A studio with artwork for sale.
A tribute to the lives lost when the Americans dropped bombs on Comuna 13 to kill the guerillas who ‘apparently’ lived there.
The comuna built these favelas themselves, with zero investment from the government. They help each other to build them but with no regulations, you can imagine that they are incredibly unsafe.
So the artists painted a mural in appreciation of the workers who helped to build their community.
Jam Fyah with some of the young residents.
Iced Lemon Coffee. ¿Che?
Jam Fyah and one of the graffiti artists.
At the end of the tour, I got to try my hand at spray painting. Naturally, I had to leave my favourite Ghanaian symbol.
As you can see from the flyer, there is no price included. So why is it that once I got back to my hostel, these guys told me the tour had a set price of 60k COP? I was mortified as I was expecting to give a tip only. I should have known being picked up, driven to and from the location and being the only one on the tour came with a premium but as I said, the flyer mentioned nothing about the price and all the other Graffiti tours were free! I paid anyway because I didn’t want to sour my experience but I had definitely learned my lesson.
Tip 2: Never assume things are for free! Always ask for the price, especially if one is not mentioned.
The rest of my time in Medellin was spent pigging out in as many joints as I could. The picture above was taken at Tacos Criminales – on Wednesdays their tacos were 3k COP each. And they were delicious. What a bargain!
On Traci’s last night, we ended up at the incredibly popular Bao Bei Cocina. I turned up at the restaurant about 40 minutes before the shop opened and there was already a queue of about 12 people waiting! I had to go inside and add my name to an armlength-sized waiting list and went back outside to perch on a slab of stone. So I knew it had to be good. I was determined to eat there even though I ended up waiting for an hour and a half altogether…
Other than eating, I ended up getting kicked out of my hostel because Medellin became hectic towards the weekend and I failed to book my space. I moved to Arcadia hostel which was muuuuchh more social, even if it did mean I had to queue in the mornings in order to make my own pancakes. I met an interesting guy there called Ross – turns out he went to the same university as me! UoN all day every day! What a small world. We went to the Memorial Museum together and learned about the devastating history of the people of Medellin specifically, as well as Colombia as a whole. I also went on a city tour where my wonderful guide, Camilo, addressed the elephant in the room and pre-empted questions about the ‘famous criminal’ (as he liked to call him) Pablo Escobar. Both were very interesting and memorable experiences.
I spent one day in Guatapé (which will be the subject matter of my next post) with a friend I met in Cali named Joana,
I did enjoy Medellin but it didn’t live up to the expectations people had set, I’m afraid. I think this is down to two things:
- I absolutely adored Cali and it was a tough act to follow…

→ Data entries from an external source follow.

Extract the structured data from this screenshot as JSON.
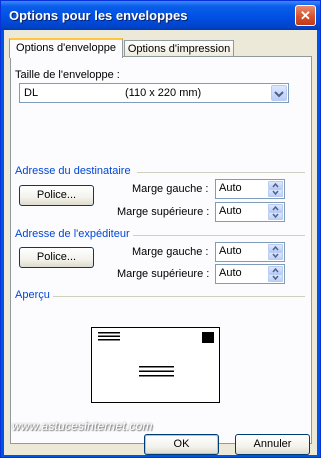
{
  "window": {
    "title": "Options pour les enveloppes",
    "close_label": "✕"
  },
  "tabs": [
    {
      "label": "Options d'enveloppe",
      "active": true
    },
    {
      "label": "Options d'impression",
      "active": false
    }
  ],
  "envelope_size": {
    "label": "Taille de l'enveloppe :",
    "name": "DL",
    "dimensions": "(110 x 220 mm)"
  },
  "recipient": {
    "section": "Adresse du destinataire",
    "font_button": "Police...",
    "left_margin_label": "Marge gauche :",
    "left_margin_value": "Auto",
    "top_margin_label": "Marge supérieure :",
    "top_margin_value": "Auto"
  },
  "sender": {
    "section": "Adresse de l'expéditeur",
    "font_button": "Police...",
    "left_margin_label": "Marge gauche :",
    "left_margin_value": "Auto",
    "top_margin_label": "Marge supérieure :",
    "top_margin_value": "Auto"
  },
  "preview": {
    "section": "Aperçu"
  },
  "watermark": "www.astucesinternet.com",
  "footer": {
    "ok": "OK",
    "cancel": "Annuler"
  },
  "colors": {
    "title_blue": "#0054e3",
    "section_blue": "#0046d5",
    "tab_highlight": "#ffc83c"
  }
}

- There were waaaaay too many gringos there. I blame Netflix’s Narcos for that – people are obviously obsessed with Pablo Escobar and everyone wants to say they’ve been to his hometown (including moi). But it just meant so many places were overcrowded and shop owners could really bump up their prices. I literally felt like I was in London at times.
Saying that though, I would definitely return. There was so much more to Medellin that I didn’t get to witness but I think it will be best to see it all with some friends and when I’m a little more proficient in Español!
Chit Chat: Have you been to Medellin before? What did you honestly think? Would you go/go back?